An admirable mission, to be sure – but how do they plan to get that community through the door?

“I’ve been thinking about a lot lately,” Kanter ponders. “There’s been all this talk in the news about loneliness, with the UK hiring a minster of loneliness and how we’re dealing with that ourselves in the U.S… brick and mortar retail can survive by being an antidote to that and being the community. So, our strategy around the events ties into that, creating a way for people to connect and get to know each other and learn and feel a sense of community.”

It takes a lot to bring a community together, but those are waters that Kanter and her husband Caleb – her co-owner and operator – have experience navigating. Customers loyal to their current Cambridge location travel up to 20 miles to get there, heading in when the shops in their own location don't have what they're looking for.

"We’re tied in to the greater Boston community – these are our people... One of the most common comments we get from customers is 'oh, you know I had such a wonderful time talking to so and so staff person.' And that’s something that’s really hard to get online or in any typical big retailer," says Kanter. "We want to offer [that] to a greater population."

Her enthusiasm is catching, and we find ourselves asking after her favorite products in the store. True to form, Kanter gives a delighted laugh before excitedly launching into her response. "I would say, I really love ashwagandha. It’s a root and it has benefits for both stress and energy… I’m an introvert at heart, so it helps me [with] being in an extroverted position all the time."

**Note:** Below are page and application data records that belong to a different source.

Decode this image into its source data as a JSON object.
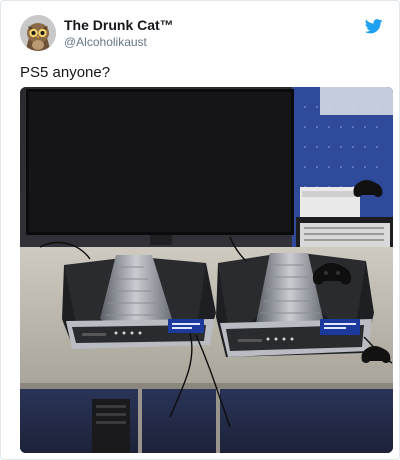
{
  "tweet": {
    "author": {
      "display_name": "The Drunk Cat™",
      "handle": "@Alcoholikaust",
      "avatar_icon": "owl-avatar-icon"
    },
    "platform_icon": "twitter-bird-icon",
    "text": "PS5 anyone?",
    "media": {
      "alt": "Two V-shaped development kit consoles on a table in an office",
      "console_screen_text": "PROSPERO"
    }
  },
  "colors": {
    "accent": "#1da1f2",
    "name": "#14171a",
    "handle": "#657786",
    "border": "#e1e8ed"
  }
}
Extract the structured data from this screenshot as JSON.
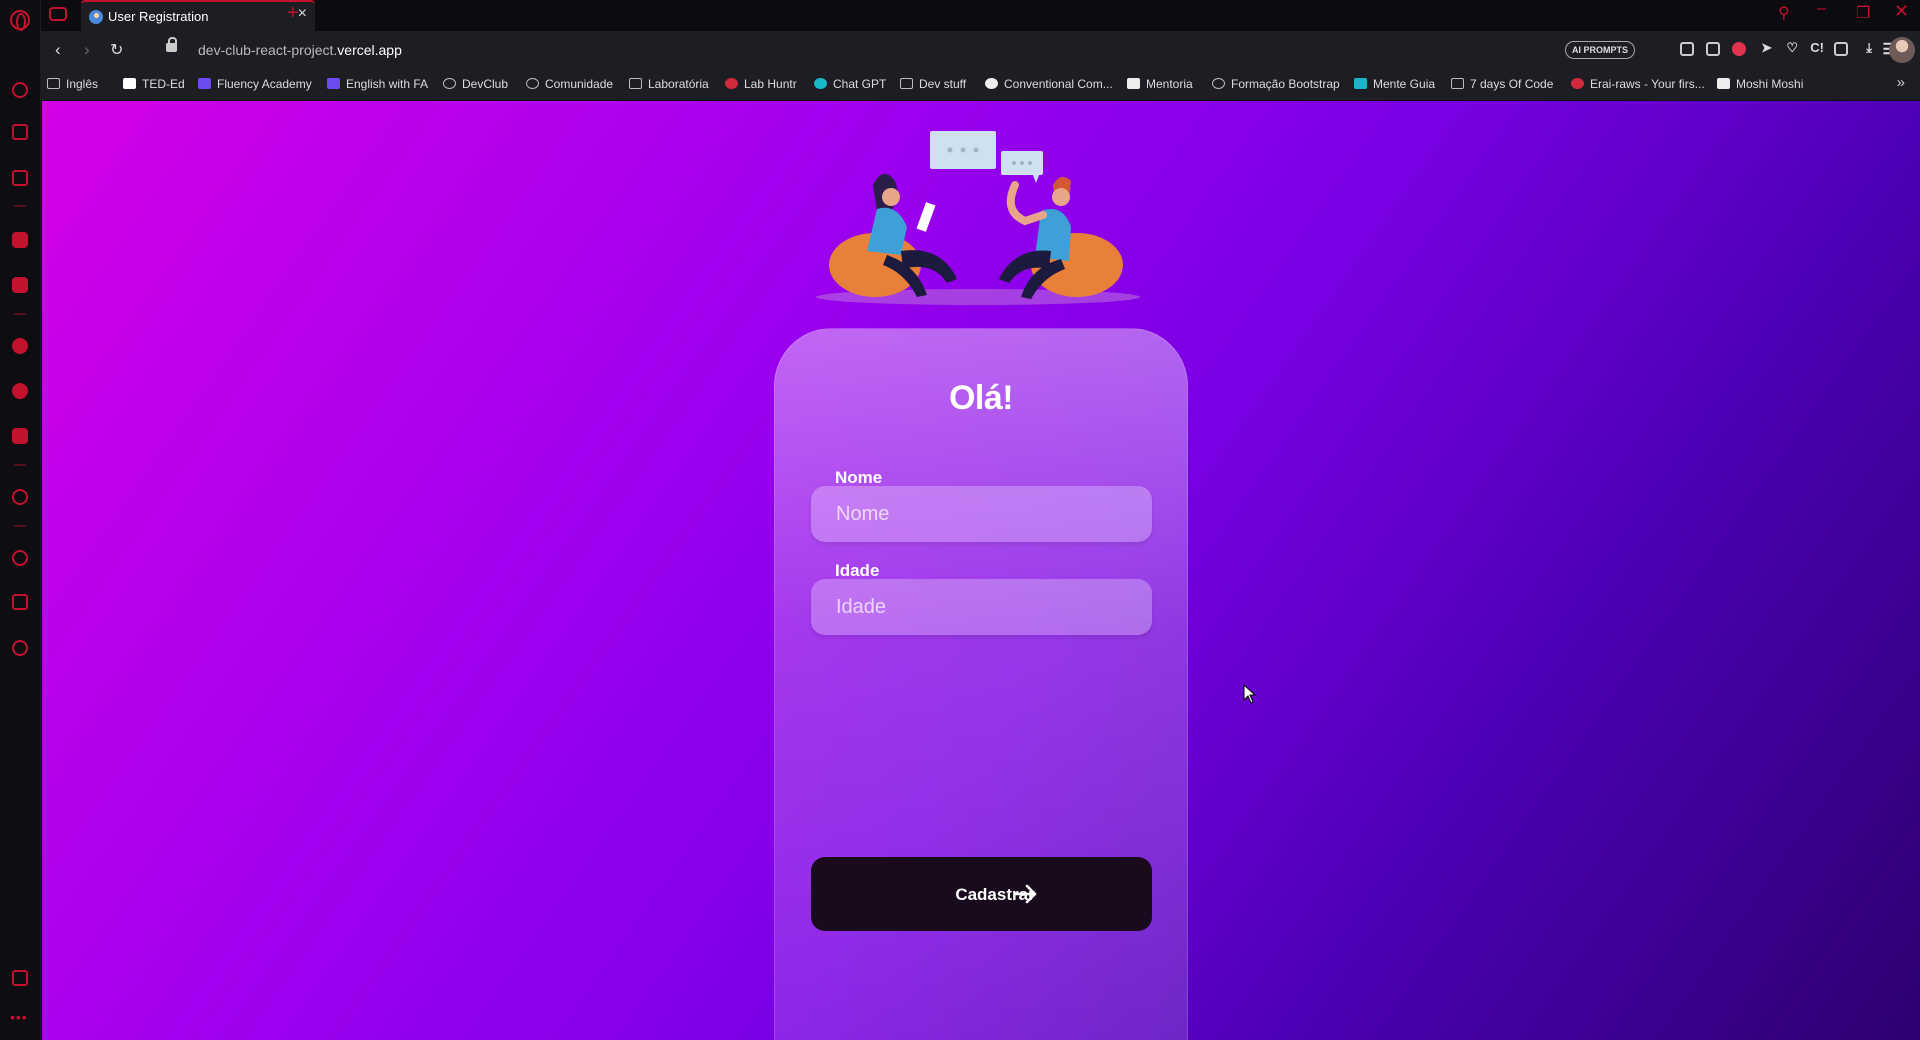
{
  "browser": {
    "tab_title": "User Registration",
    "url_prefix": "dev-club-react-project.",
    "url_domain": "vercel.app",
    "ai_prompts_label": "AI PROMPTS",
    "accent": "#c3122d"
  },
  "bookmarks": [
    {
      "label": "Inglês",
      "icon": "folder-icon"
    },
    {
      "label": "TED-Ed",
      "icon": "ted-icon"
    },
    {
      "label": "Fluency Academy",
      "icon": "f-icon"
    },
    {
      "label": "English with FA",
      "icon": "f-icon"
    },
    {
      "label": "DevClub",
      "icon": "devclub-icon"
    },
    {
      "label": "Comunidade",
      "icon": "devclub-icon"
    },
    {
      "label": "Laboratória",
      "icon": "folder-icon"
    },
    {
      "label": "Lab Huntr",
      "icon": "huntr-icon"
    },
    {
      "label": "Chat GPT",
      "icon": "openai-icon"
    },
    {
      "label": "Dev stuff",
      "icon": "folder-icon"
    },
    {
      "label": "Conventional Com...",
      "icon": "medium-icon"
    },
    {
      "label": "Mentoria",
      "icon": "notion-icon"
    },
    {
      "label": "Formação Bootstrap",
      "icon": "alura-icon"
    },
    {
      "label": "Mente Guia",
      "icon": "menteguia-icon"
    },
    {
      "label": "7 days Of Code",
      "icon": "question-icon"
    },
    {
      "label": "Erai-raws - Your firs...",
      "icon": "erai-icon"
    },
    {
      "label": "Moshi Moshi",
      "icon": "page-icon"
    }
  ],
  "page": {
    "heading": "Olá!",
    "name_label": "Nome",
    "name_placeholder": "Nome",
    "age_label": "Idade",
    "age_placeholder": "Idade",
    "submit_label": "Cadastrar",
    "gradient_start": "#d400e6",
    "gradient_end": "#2c0070",
    "button_color": "#1a0a1d"
  }
}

We'll have to try that out – right on our way to their kombucha wall!

90 Guest St., Brighton, 617-492-4452 [Cambridge Location], cambridgenaturals.com